Work instructions - Isolate every line in the data with the string "arrow" and copy it.

### Data supplied

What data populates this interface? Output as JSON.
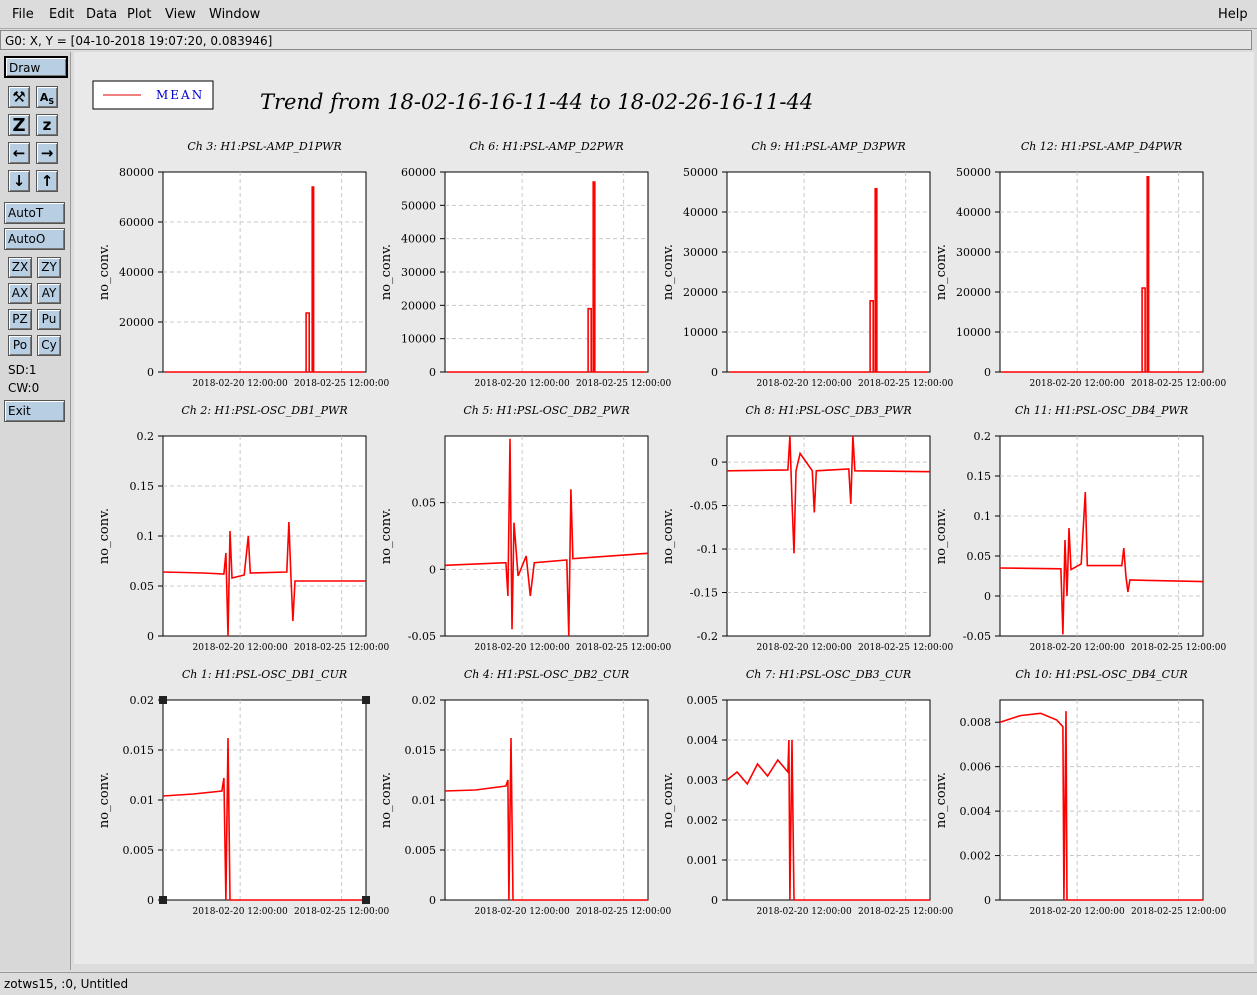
{
  "menu": {
    "items": [
      "File",
      "Edit",
      "Data",
      "Plot",
      "View",
      "Window"
    ],
    "help": "Help"
  },
  "status": {
    "coords": "G0: X, Y = [04-10-2018 19:07:20, 0.083946]"
  },
  "toolbar": {
    "draw": "Draw",
    "icons": [
      "magnify-icon",
      "text-icon",
      "zoom-z-icon",
      "zoom-z-small-icon",
      "arrow-left-icon",
      "arrow-right-icon",
      "arrow-down-icon",
      "arrow-up-icon"
    ],
    "autot": "AutoT",
    "autoo": "AutoO",
    "small_buttons": [
      "ZX",
      "ZY",
      "AX",
      "AY",
      "PZ",
      "Pu",
      "Po",
      "Cy"
    ],
    "sd": "SD:1",
    "cw": "CW:0",
    "exit": "Exit"
  },
  "footer": {
    "text": "zotws15, :0, Untitled"
  },
  "legend": {
    "label": "MEAN",
    "line_color": "#dd0000",
    "text_color": "#0000cc"
  },
  "plot_title": "Trend from 18-02-16-16-11-44 to 18-02-26-16-11-44",
  "colors": {
    "trace": "#ff0000",
    "canvas": "#e9e9e9",
    "button": "#b8cfe3"
  },
  "chart_data": [
    {
      "type": "line",
      "title": "Ch 3: H1:PSL-AMP_D1PWR",
      "ylabel": "no_conv.",
      "ylim": [
        0,
        80000
      ],
      "yticks": [
        0,
        20000,
        40000,
        60000,
        80000
      ],
      "xticks": [
        "2018-02-20 12:00:00",
        "2018-02-25 12:00:00"
      ],
      "series": [
        {
          "values": [
            [
              0.1,
              0
            ],
            [
              7.05,
              0
            ],
            [
              7.05,
              23600
            ],
            [
              7.2,
              23600
            ],
            [
              7.2,
              0
            ],
            [
              7.35,
              0
            ],
            [
              7.35,
              74000
            ],
            [
              7.42,
              74000
            ],
            [
              7.42,
              0
            ],
            [
              9.9,
              0
            ]
          ]
        }
      ]
    },
    {
      "type": "line",
      "title": "Ch 6: H1:PSL-AMP_D2PWR",
      "ylabel": "no_conv.",
      "ylim": [
        0,
        60000
      ],
      "yticks": [
        0,
        10000,
        20000,
        30000,
        40000,
        50000,
        60000
      ],
      "xticks": [
        "2018-02-20 12:00:00",
        "2018-02-25 12:00:00"
      ],
      "series": [
        {
          "values": [
            [
              0.1,
              0
            ],
            [
              7.05,
              0
            ],
            [
              7.05,
              19000
            ],
            [
              7.2,
              19000
            ],
            [
              7.2,
              0
            ],
            [
              7.3,
              0
            ],
            [
              7.3,
              57000
            ],
            [
              7.38,
              57000
            ],
            [
              7.38,
              0
            ],
            [
              9.9,
              0
            ]
          ]
        }
      ]
    },
    {
      "type": "line",
      "title": "Ch 9: H1:PSL-AMP_D3PWR",
      "ylabel": "no_conv.",
      "ylim": [
        0,
        50000
      ],
      "yticks": [
        0,
        10000,
        20000,
        30000,
        40000,
        50000
      ],
      "xticks": [
        "2018-02-20 12:00:00",
        "2018-02-25 12:00:00"
      ],
      "series": [
        {
          "values": [
            [
              0.1,
              0
            ],
            [
              7.05,
              0
            ],
            [
              7.05,
              17800
            ],
            [
              7.2,
              17800
            ],
            [
              7.2,
              0
            ],
            [
              7.3,
              0
            ],
            [
              7.3,
              45800
            ],
            [
              7.38,
              45800
            ],
            [
              7.38,
              0
            ],
            [
              9.9,
              0
            ]
          ]
        }
      ]
    },
    {
      "type": "line",
      "title": "Ch 12: H1:PSL-AMP_D4PWR",
      "ylabel": "no_conv.",
      "ylim": [
        0,
        50000
      ],
      "yticks": [
        0,
        10000,
        20000,
        30000,
        40000,
        50000
      ],
      "xticks": [
        "2018-02-20 12:00:00",
        "2018-02-25 12:00:00"
      ],
      "series": [
        {
          "values": [
            [
              0.1,
              0
            ],
            [
              7.0,
              0
            ],
            [
              7.0,
              21000
            ],
            [
              7.15,
              21000
            ],
            [
              7.15,
              0
            ],
            [
              7.25,
              0
            ],
            [
              7.25,
              48800
            ],
            [
              7.32,
              48800
            ],
            [
              7.32,
              0
            ],
            [
              9.9,
              0
            ]
          ]
        }
      ]
    },
    {
      "type": "line",
      "title": "Ch 2: H1:PSL-OSC_DB1_PWR",
      "ylabel": "no_conv.",
      "ylim": [
        0,
        0.2
      ],
      "yticks": [
        0,
        0.05,
        0.1,
        0.15,
        0.2
      ],
      "xticks": [
        "2018-02-20 12:00:00",
        "2018-02-25 12:00:00"
      ],
      "series": [
        {
          "values": [
            [
              0,
              0.064
            ],
            [
              2.0,
              0.063
            ],
            [
              3.0,
              0.062
            ],
            [
              3.1,
              0.083
            ],
            [
              3.2,
              0.0
            ],
            [
              3.3,
              0.105
            ],
            [
              3.4,
              0.058
            ],
            [
              4.0,
              0.061
            ],
            [
              4.2,
              0.1
            ],
            [
              4.3,
              0.063
            ],
            [
              6.1,
              0.064
            ],
            [
              6.2,
              0.114
            ],
            [
              6.3,
              0.06
            ],
            [
              6.4,
              0.015
            ],
            [
              6.5,
              0.055
            ],
            [
              10,
              0.055
            ]
          ]
        }
      ]
    },
    {
      "type": "line",
      "title": "Ch 5: H1:PSL-OSC_DB2_PWR",
      "ylabel": "no_conv.",
      "ylim": [
        -0.05,
        0.1
      ],
      "yticks": [
        -0.05,
        0,
        0.05
      ],
      "xticks": [
        "2018-02-20 12:00:00",
        "2018-02-25 12:00:00"
      ],
      "series": [
        {
          "values": [
            [
              0,
              0.003
            ],
            [
              3.0,
              0.005
            ],
            [
              3.1,
              -0.02
            ],
            [
              3.2,
              0.098
            ],
            [
              3.3,
              -0.045
            ],
            [
              3.4,
              0.035
            ],
            [
              3.6,
              -0.005
            ],
            [
              4.0,
              0.01
            ],
            [
              4.2,
              -0.02
            ],
            [
              4.4,
              0.005
            ],
            [
              6.0,
              0.007
            ],
            [
              6.1,
              -0.05
            ],
            [
              6.2,
              0.06
            ],
            [
              6.3,
              0.008
            ],
            [
              10,
              0.012
            ]
          ]
        }
      ]
    },
    {
      "type": "line",
      "title": "Ch 8: H1:PSL-OSC_DB3_PWR",
      "ylabel": "no_conv.",
      "ylim": [
        -0.2,
        0.03
      ],
      "yticks": [
        -0.2,
        -0.15,
        -0.1,
        -0.05,
        0
      ],
      "xticks": [
        "2018-02-20 12:00:00",
        "2018-02-25 12:00:00"
      ],
      "series": [
        {
          "values": [
            [
              0,
              -0.01
            ],
            [
              3.0,
              -0.009
            ],
            [
              3.1,
              0.03
            ],
            [
              3.2,
              -0.045
            ],
            [
              3.3,
              -0.105
            ],
            [
              3.4,
              -0.01
            ],
            [
              3.6,
              0.01
            ],
            [
              4.2,
              -0.01
            ],
            [
              4.3,
              -0.058
            ],
            [
              4.4,
              -0.01
            ],
            [
              6.0,
              -0.008
            ],
            [
              6.1,
              -0.048
            ],
            [
              6.2,
              0.033
            ],
            [
              6.3,
              -0.01
            ],
            [
              10,
              -0.011
            ]
          ]
        }
      ]
    },
    {
      "type": "line",
      "title": "Ch 11: H1:PSL-OSC_DB4_PWR",
      "ylabel": "no_conv.",
      "ylim": [
        -0.05,
        0.2
      ],
      "yticks": [
        -0.05,
        0,
        0.05,
        0.1,
        0.15,
        0.2
      ],
      "xticks": [
        "2018-02-20 12:00:00",
        "2018-02-25 12:00:00"
      ],
      "series": [
        {
          "values": [
            [
              0,
              0.035
            ],
            [
              3.0,
              0.034
            ],
            [
              3.1,
              -0.048
            ],
            [
              3.2,
              0.07
            ],
            [
              3.3,
              0.0
            ],
            [
              3.4,
              0.085
            ],
            [
              3.5,
              0.033
            ],
            [
              4.0,
              0.04
            ],
            [
              4.2,
              0.13
            ],
            [
              4.3,
              0.038
            ],
            [
              6.0,
              0.038
            ],
            [
              6.1,
              0.06
            ],
            [
              6.2,
              0.025
            ],
            [
              6.3,
              0.005
            ],
            [
              6.4,
              0.02
            ],
            [
              10,
              0.018
            ]
          ]
        }
      ]
    },
    {
      "type": "line",
      "title": "Ch 1: H1:PSL-OSC_DB1_CUR",
      "ylabel": "no_conv.",
      "ylim": [
        0,
        0.02
      ],
      "yticks": [
        0,
        0.005,
        0.01,
        0.015,
        0.02
      ],
      "xticks": [
        "2018-02-20 12:00:00",
        "2018-02-25 12:00:00"
      ],
      "series": [
        {
          "values": [
            [
              0,
              0.0104
            ],
            [
              1.5,
              0.0106
            ],
            [
              2.9,
              0.0109
            ],
            [
              3.0,
              0.0122
            ],
            [
              3.1,
              0.0
            ],
            [
              3.2,
              0.0162
            ],
            [
              3.3,
              0.0
            ],
            [
              3.35,
              0
            ],
            [
              10,
              0
            ]
          ]
        }
      ]
    },
    {
      "type": "line",
      "title": "Ch 4: H1:PSL-OSC_DB2_CUR",
      "ylabel": "no_conv.",
      "ylim": [
        0,
        0.02
      ],
      "yticks": [
        0,
        0.005,
        0.01,
        0.015,
        0.02
      ],
      "xticks": [
        "2018-02-20 12:00:00",
        "2018-02-25 12:00:00"
      ],
      "series": [
        {
          "values": [
            [
              0,
              0.0109
            ],
            [
              1.5,
              0.011
            ],
            [
              3.0,
              0.0114
            ],
            [
              3.1,
              0.012
            ],
            [
              3.15,
              0.0
            ],
            [
              3.25,
              0.0162
            ],
            [
              3.35,
              0.0
            ],
            [
              10,
              0
            ]
          ]
        }
      ]
    },
    {
      "type": "line",
      "title": "Ch 7: H1:PSL-OSC_DB3_CUR",
      "ylabel": "no_conv.",
      "ylim": [
        0,
        0.005
      ],
      "yticks": [
        0,
        0.001,
        0.002,
        0.003,
        0.004,
        0.005
      ],
      "xticks": [
        "2018-02-20 12:00:00",
        "2018-02-25 12:00:00"
      ],
      "series": [
        {
          "values": [
            [
              0,
              0.003
            ],
            [
              0.5,
              0.0032
            ],
            [
              1.0,
              0.0029
            ],
            [
              1.5,
              0.0034
            ],
            [
              2.0,
              0.0031
            ],
            [
              2.5,
              0.0035
            ],
            [
              3.0,
              0.0032
            ],
            [
              3.05,
              0.004
            ],
            [
              3.1,
              0.0
            ],
            [
              3.2,
              0.004
            ],
            [
              3.3,
              0.0
            ],
            [
              10,
              0
            ]
          ]
        }
      ]
    },
    {
      "type": "line",
      "title": "Ch 10: H1:PSL-OSC_DB4_CUR",
      "ylabel": "no_conv.",
      "ylim": [
        0,
        0.009
      ],
      "yticks": [
        0,
        0.002,
        0.004,
        0.006,
        0.008
      ],
      "xticks": [
        "2018-02-20 12:00:00",
        "2018-02-25 12:00:00"
      ],
      "series": [
        {
          "values": [
            [
              0,
              0.008
            ],
            [
              1.0,
              0.0083
            ],
            [
              2.0,
              0.0084
            ],
            [
              2.8,
              0.0081
            ],
            [
              3.1,
              0.0078
            ],
            [
              3.15,
              0.0
            ],
            [
              3.25,
              0.0085
            ],
            [
              3.3,
              0.0
            ],
            [
              10,
              0
            ]
          ]
        }
      ]
    }
  ]
}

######

Written answer -
      "arrow-left-icon",
      "arrow-right-icon",
      "arrow-down-icon",
      "arrow-up-icon"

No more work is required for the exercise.